■ **EXERCISE GOAL**
Lines from the records below that contain the word "date" are to be copied out.

■ **DATASET**

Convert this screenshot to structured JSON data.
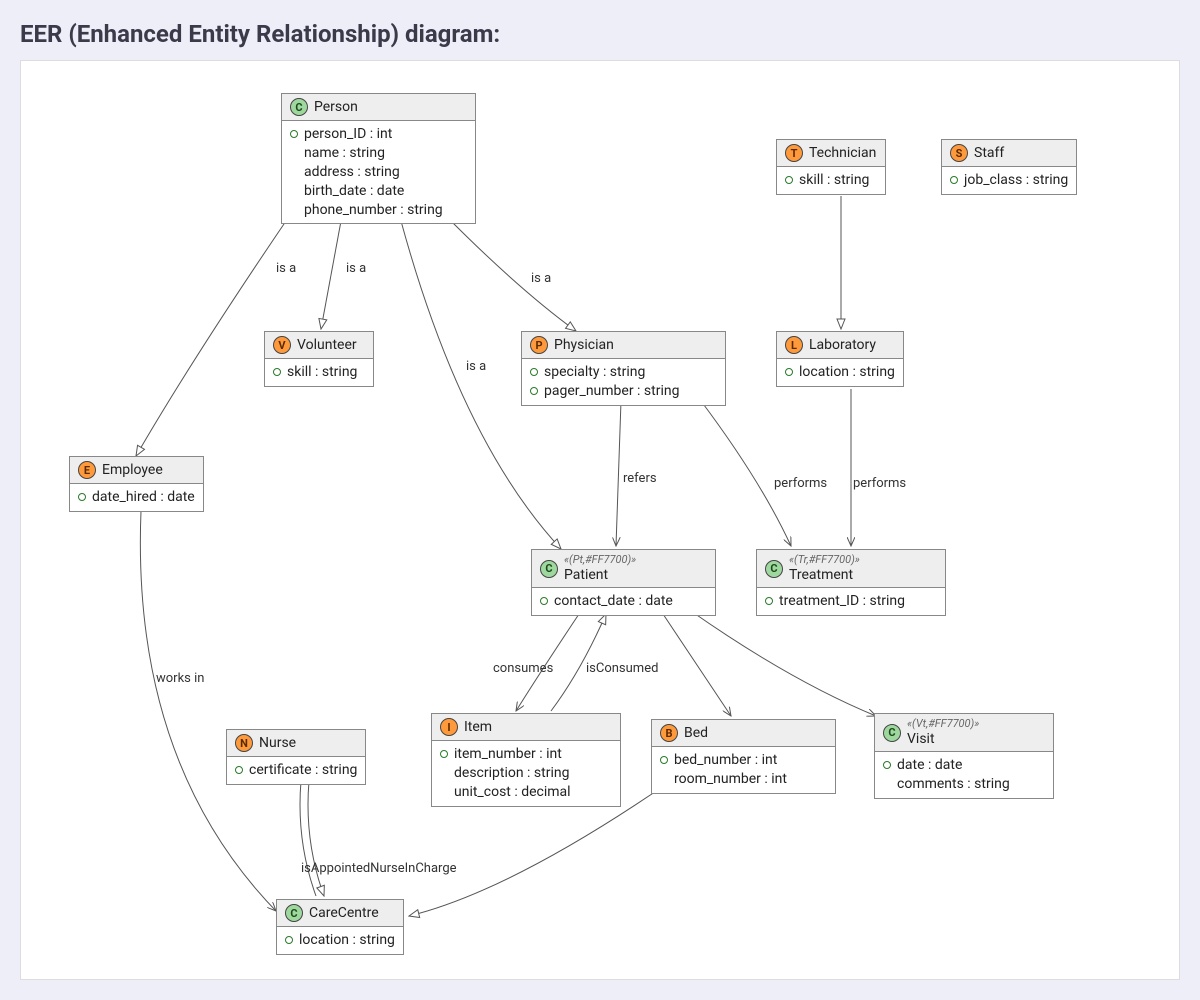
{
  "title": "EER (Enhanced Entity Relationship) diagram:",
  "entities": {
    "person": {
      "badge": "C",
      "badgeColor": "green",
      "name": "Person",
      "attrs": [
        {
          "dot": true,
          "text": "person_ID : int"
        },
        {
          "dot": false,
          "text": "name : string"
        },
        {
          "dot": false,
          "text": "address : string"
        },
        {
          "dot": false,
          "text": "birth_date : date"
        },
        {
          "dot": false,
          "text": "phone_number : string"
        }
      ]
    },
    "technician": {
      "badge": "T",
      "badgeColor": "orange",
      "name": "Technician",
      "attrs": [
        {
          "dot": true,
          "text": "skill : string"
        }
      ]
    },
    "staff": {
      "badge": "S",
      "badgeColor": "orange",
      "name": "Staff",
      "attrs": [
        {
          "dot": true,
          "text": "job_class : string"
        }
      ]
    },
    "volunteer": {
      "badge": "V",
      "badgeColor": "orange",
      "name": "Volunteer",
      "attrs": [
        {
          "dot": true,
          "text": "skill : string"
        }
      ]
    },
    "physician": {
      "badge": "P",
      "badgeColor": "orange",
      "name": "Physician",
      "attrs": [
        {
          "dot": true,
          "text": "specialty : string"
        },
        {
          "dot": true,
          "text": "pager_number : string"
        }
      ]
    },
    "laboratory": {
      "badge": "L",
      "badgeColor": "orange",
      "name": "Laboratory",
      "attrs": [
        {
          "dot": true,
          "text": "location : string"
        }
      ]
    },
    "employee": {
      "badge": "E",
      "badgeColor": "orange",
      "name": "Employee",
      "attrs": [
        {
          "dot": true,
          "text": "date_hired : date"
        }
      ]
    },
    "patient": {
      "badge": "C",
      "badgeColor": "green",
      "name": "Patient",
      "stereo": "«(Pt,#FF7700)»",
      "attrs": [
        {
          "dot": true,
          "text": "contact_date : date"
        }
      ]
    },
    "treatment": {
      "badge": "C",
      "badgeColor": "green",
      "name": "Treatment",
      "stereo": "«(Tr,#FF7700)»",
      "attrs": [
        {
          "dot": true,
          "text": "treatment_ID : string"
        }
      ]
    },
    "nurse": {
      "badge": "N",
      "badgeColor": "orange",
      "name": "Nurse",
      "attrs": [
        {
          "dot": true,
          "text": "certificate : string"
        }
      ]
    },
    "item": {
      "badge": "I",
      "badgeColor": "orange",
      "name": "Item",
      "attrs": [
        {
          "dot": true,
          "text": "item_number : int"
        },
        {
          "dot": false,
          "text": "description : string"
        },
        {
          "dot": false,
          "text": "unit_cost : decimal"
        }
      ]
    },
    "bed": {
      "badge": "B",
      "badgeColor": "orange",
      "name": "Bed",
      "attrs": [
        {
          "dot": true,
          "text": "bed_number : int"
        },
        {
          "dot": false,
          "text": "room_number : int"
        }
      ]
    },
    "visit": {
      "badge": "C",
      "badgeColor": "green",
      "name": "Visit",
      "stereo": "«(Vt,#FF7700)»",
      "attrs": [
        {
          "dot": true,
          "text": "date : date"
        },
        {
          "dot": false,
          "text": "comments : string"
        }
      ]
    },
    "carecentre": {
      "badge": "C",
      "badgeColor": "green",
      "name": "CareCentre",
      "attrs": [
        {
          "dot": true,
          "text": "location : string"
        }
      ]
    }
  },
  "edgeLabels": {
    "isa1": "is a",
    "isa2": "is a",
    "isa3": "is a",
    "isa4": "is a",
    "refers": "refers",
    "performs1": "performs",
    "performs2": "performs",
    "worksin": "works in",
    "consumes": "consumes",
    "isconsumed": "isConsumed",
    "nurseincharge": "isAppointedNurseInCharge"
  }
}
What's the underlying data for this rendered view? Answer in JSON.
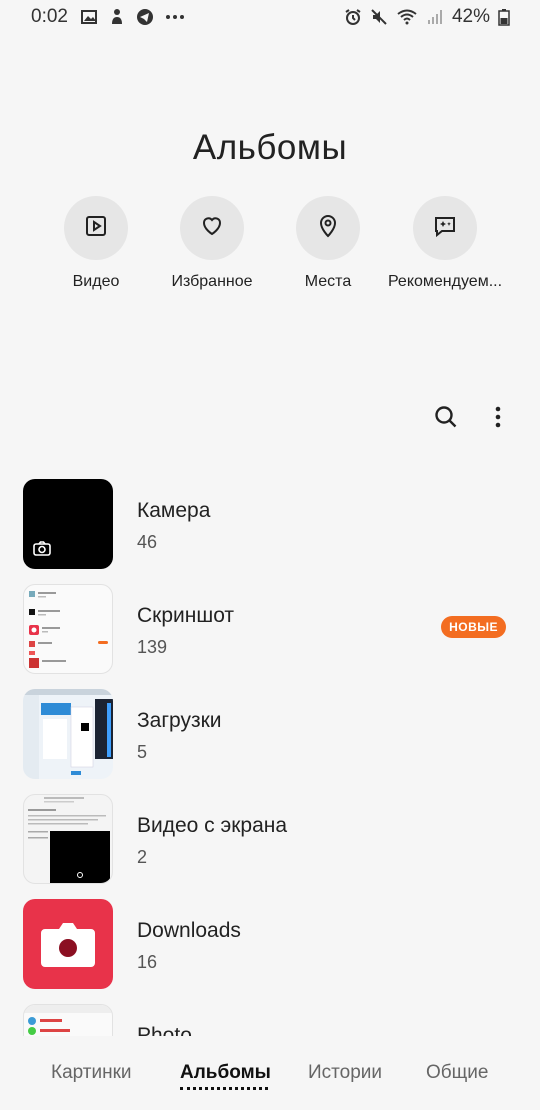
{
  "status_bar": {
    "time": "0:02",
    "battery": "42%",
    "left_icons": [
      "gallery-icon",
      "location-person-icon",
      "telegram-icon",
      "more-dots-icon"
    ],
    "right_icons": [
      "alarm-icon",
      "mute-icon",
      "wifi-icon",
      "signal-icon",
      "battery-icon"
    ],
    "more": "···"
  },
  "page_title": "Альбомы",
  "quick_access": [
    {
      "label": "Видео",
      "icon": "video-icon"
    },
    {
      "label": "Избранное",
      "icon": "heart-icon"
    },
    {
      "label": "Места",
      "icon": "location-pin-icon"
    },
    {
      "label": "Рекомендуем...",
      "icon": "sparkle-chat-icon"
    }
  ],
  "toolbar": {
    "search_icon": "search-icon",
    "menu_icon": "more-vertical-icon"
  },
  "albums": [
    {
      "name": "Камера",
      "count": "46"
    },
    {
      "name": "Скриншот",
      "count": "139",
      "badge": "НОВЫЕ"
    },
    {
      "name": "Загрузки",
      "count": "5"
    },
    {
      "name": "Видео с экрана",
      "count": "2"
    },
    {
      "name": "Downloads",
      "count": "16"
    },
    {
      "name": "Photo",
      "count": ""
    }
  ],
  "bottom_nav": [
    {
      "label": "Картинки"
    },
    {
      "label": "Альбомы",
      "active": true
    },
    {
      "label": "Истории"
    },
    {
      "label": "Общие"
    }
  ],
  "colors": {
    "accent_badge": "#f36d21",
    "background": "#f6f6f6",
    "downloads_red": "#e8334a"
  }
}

■ **ANSWER TO THIS EXERCISE**
          "text": "birth_date : date"
          "text": "date_hired : date"
          "text": "contact_date : date"
          "text": "date : date"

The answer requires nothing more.